HIV-positive gay men in France have a very high prevalence of anal infection with strains of human papillomavirus (HPV) associated with a high risk of anal cancer, investigators report in the Journal of Infectious Diseases. HPV16 was the most commonly detected high-risk HPV (HR-HPV) strain.
Overall, 70% of participants had a high-risk anal HPV infection, with 29% having HPV16, the type of HPV most strongly associated with anal cancer.
“Anal HPV16 and HR-HPV infection was confirmed to be highly prevalent,” comment the authors. “HPV16, the most common anal HR-HPV type in this population, predominated over other HR-HPV types.”
Prevalence of HPV16 increased with the severity of pre-cancerous anal cell changes and lesions. Cell changes in the anus are classified as low-grade intraepithelial lesions, high-grade intraepithelial lesions or anal cancer. High-grade lesions are less likely to disappear without treatment and more likely to lead to the development of anal cancer (although anal cancer remains a relatively rare cancer).

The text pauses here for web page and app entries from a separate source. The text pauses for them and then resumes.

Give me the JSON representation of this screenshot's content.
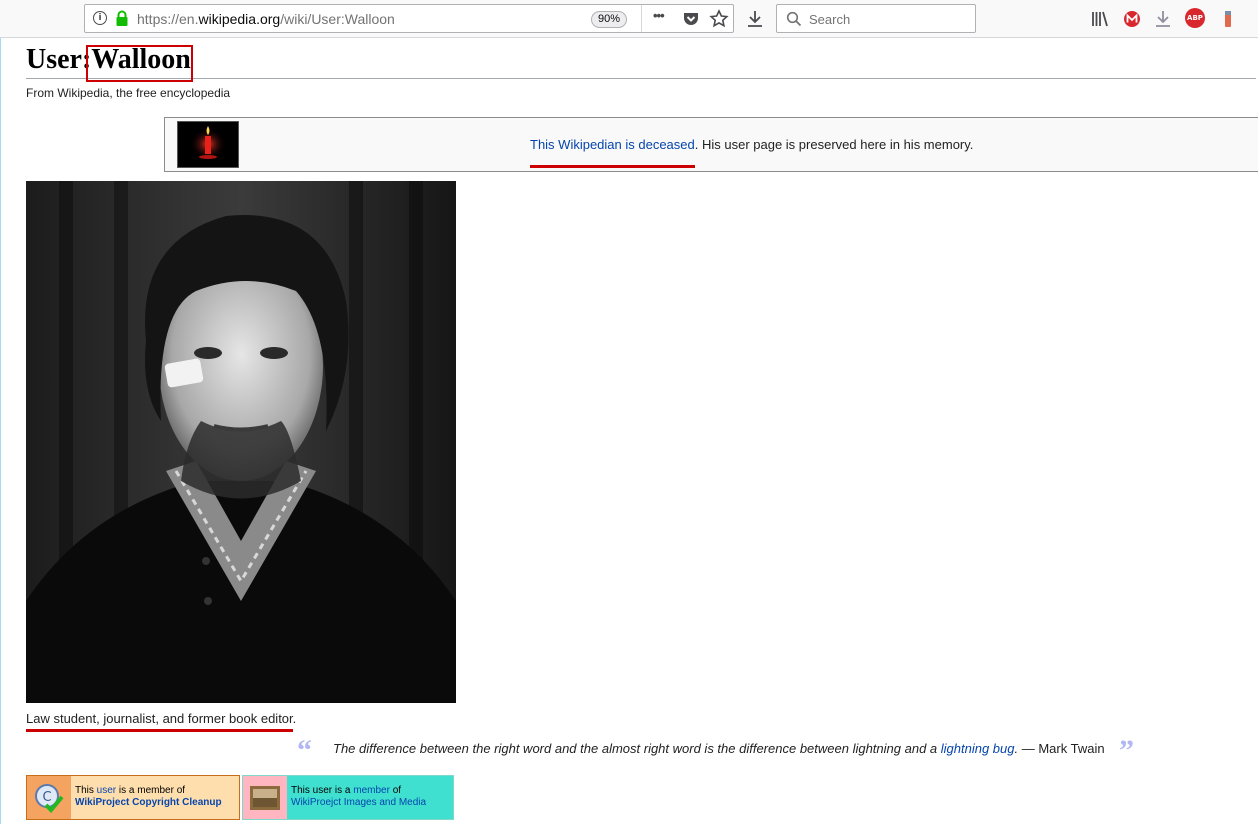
{
  "browser": {
    "url_prefix": "https://en.",
    "url_domain": "wikipedia.org",
    "url_path": "/wiki/User:Walloon",
    "zoom": "90%",
    "search_placeholder": "Search",
    "info_glyph": "i",
    "menu_glyph": "•••",
    "addon_abp": "ABP"
  },
  "page": {
    "title_prefix": "User:",
    "title_name": "Walloon",
    "tagline": "From Wikipedia, the free encyclopedia",
    "memorial_link": "This Wikipedian is deceased",
    "memorial_text": ". His user page is preserved here in his memory.",
    "caption": "Law student, journalist, and former book editor.",
    "quote": {
      "open_mark": "“",
      "close_mark": "”",
      "text_before_link": "The difference between the right word and the almost right word is the difference between lightning and a ",
      "link": "lightning bug",
      "text_after_link": ".",
      "attribution": " — Mark Twain"
    },
    "userboxes": [
      {
        "line1_pre": "This ",
        "line1_link": "user",
        "line1_post": " is a member of",
        "line2": "WikiProject Copyright Cleanup",
        "bg": "#ffdead",
        "icon_bg": "#f4a460",
        "border": "#c76e1a"
      },
      {
        "line1_pre": "This user is a ",
        "line1_link": "member",
        "line1_post": " of",
        "line2": "WikiProejct Images and Media",
        "bg": "#40e0d0",
        "icon_bg": "#ffb6c1",
        "border": "#7fd8cc"
      }
    ]
  },
  "colors": {
    "link": "#0645ad",
    "annotation_red": "#cc0000"
  }
}
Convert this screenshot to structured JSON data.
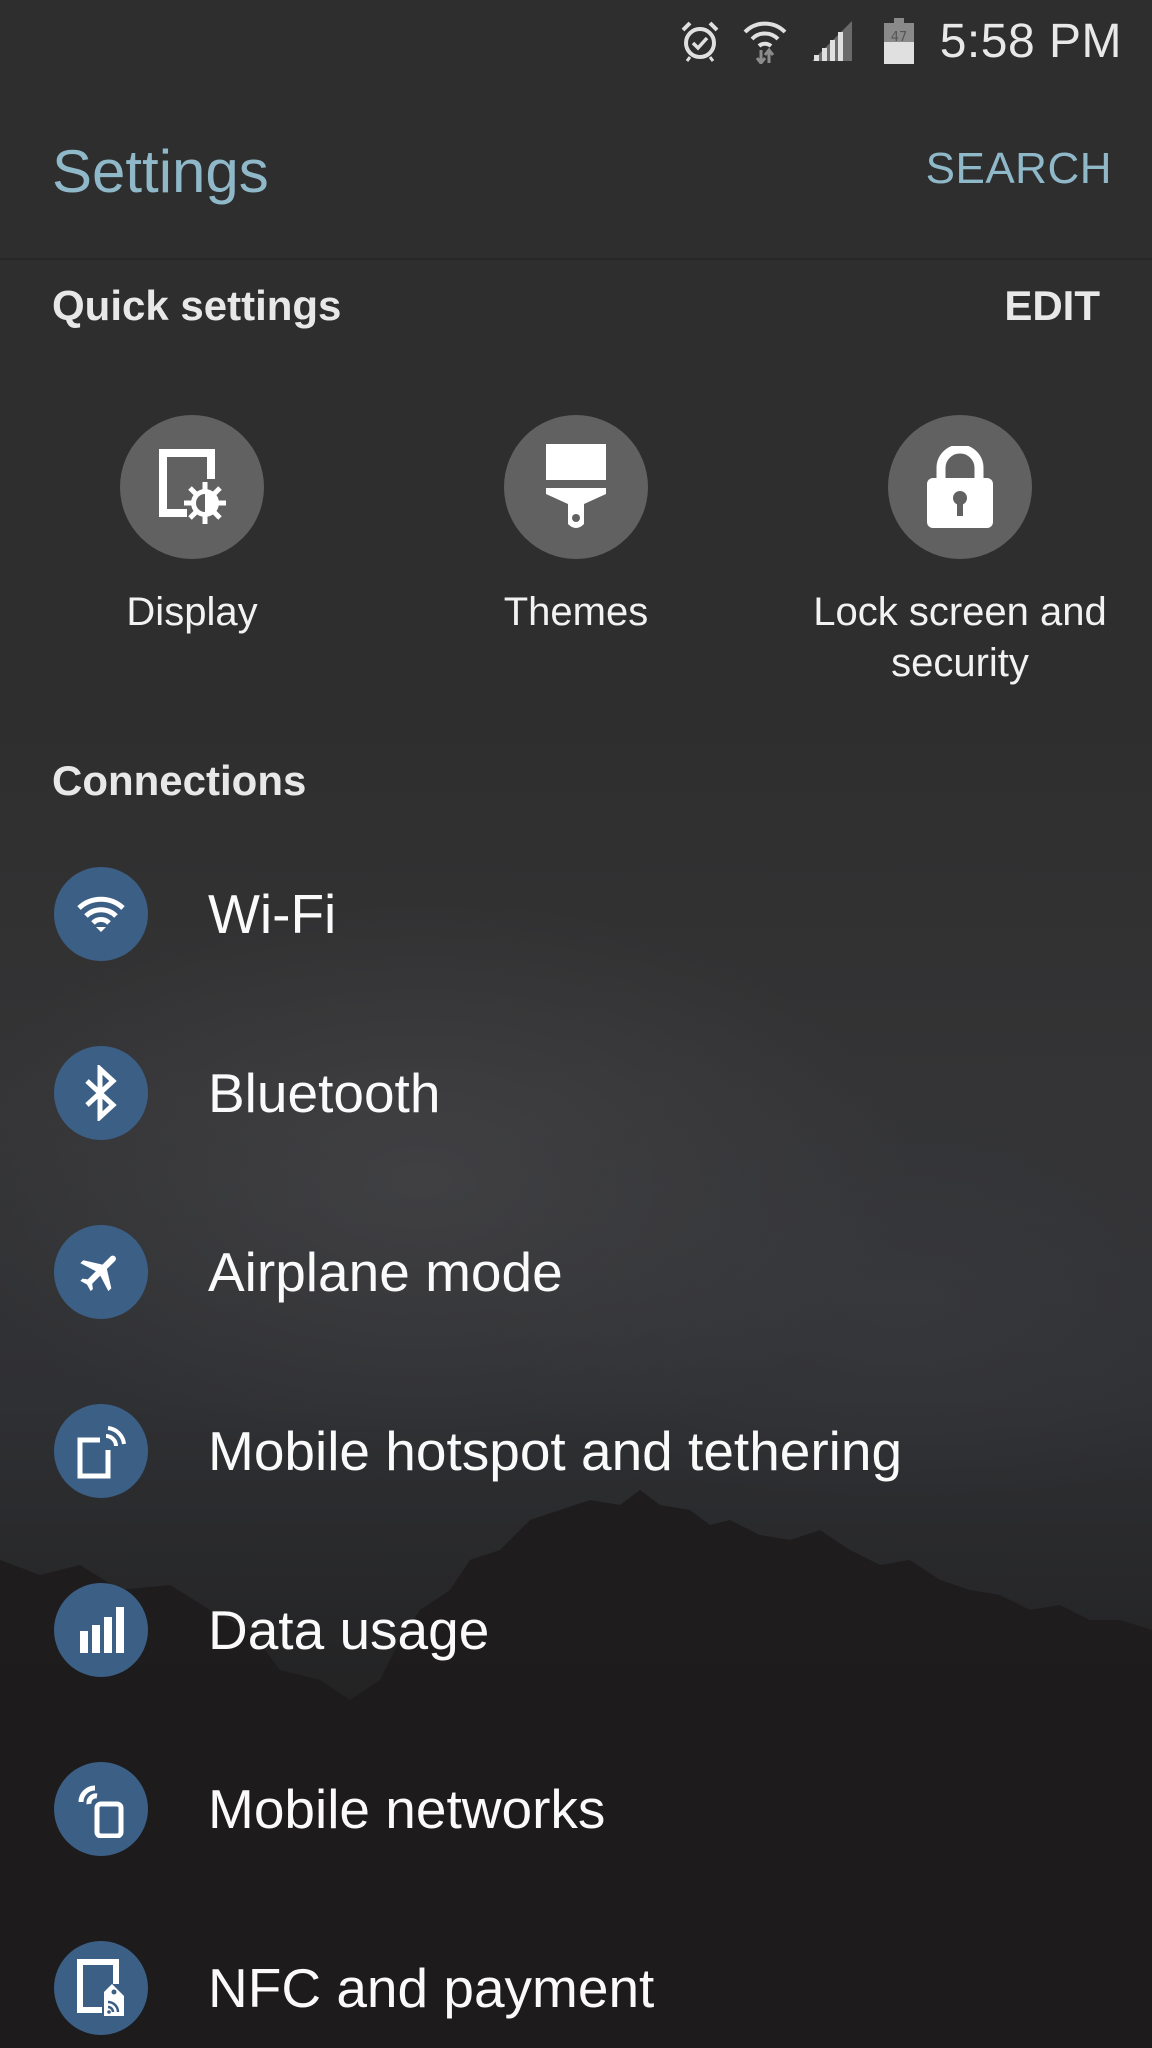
{
  "status_bar": {
    "icons": [
      "alarm-icon",
      "wifi-data-icon",
      "cell-signal-icon",
      "battery-icon"
    ],
    "battery_level": "47",
    "time": "5:58 PM"
  },
  "header": {
    "title": "Settings",
    "search_label": "SEARCH"
  },
  "quick_settings": {
    "title": "Quick settings",
    "edit_label": "EDIT",
    "items": [
      {
        "label": "Display",
        "icon": "display-settings-icon"
      },
      {
        "label": "Themes",
        "icon": "paint-brush-icon"
      },
      {
        "label": "Lock screen and security",
        "icon": "lock-icon"
      }
    ]
  },
  "connections": {
    "title": "Connections",
    "items": [
      {
        "label": "Wi-Fi",
        "icon": "wifi-icon"
      },
      {
        "label": "Bluetooth",
        "icon": "bluetooth-icon"
      },
      {
        "label": "Airplane mode",
        "icon": "airplane-icon"
      },
      {
        "label": "Mobile hotspot and tethering",
        "icon": "hotspot-icon"
      },
      {
        "label": "Data usage",
        "icon": "data-usage-icon"
      },
      {
        "label": "Mobile networks",
        "icon": "mobile-networks-icon"
      },
      {
        "label": "NFC and payment",
        "icon": "nfc-payment-icon"
      }
    ]
  },
  "colors": {
    "accent": "#8fb8c9",
    "connection_icon_bg": "#3c5f86",
    "quick_icon_bg": "#616161"
  }
}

Infection with HR-HPV accounts for 90% of all cases of anal cancer. Prevalence of anal HPV infection and incidence of anal cancer are higher among HIV-positive gay and other men who have sex with men (MSM).
However, information on the risk factors and disease course of anal HPV infection in HIV-positive MSM is scarce. The French ANRS EP57 APACHES study was therefore established to better characterise the prevalence and evolution of anal HPV infection and HPV-related lesions in HIV-positive MSM. As a first step, investigators examined baseline prevalence of HR-HPV, especially HPV16, and their risk factors.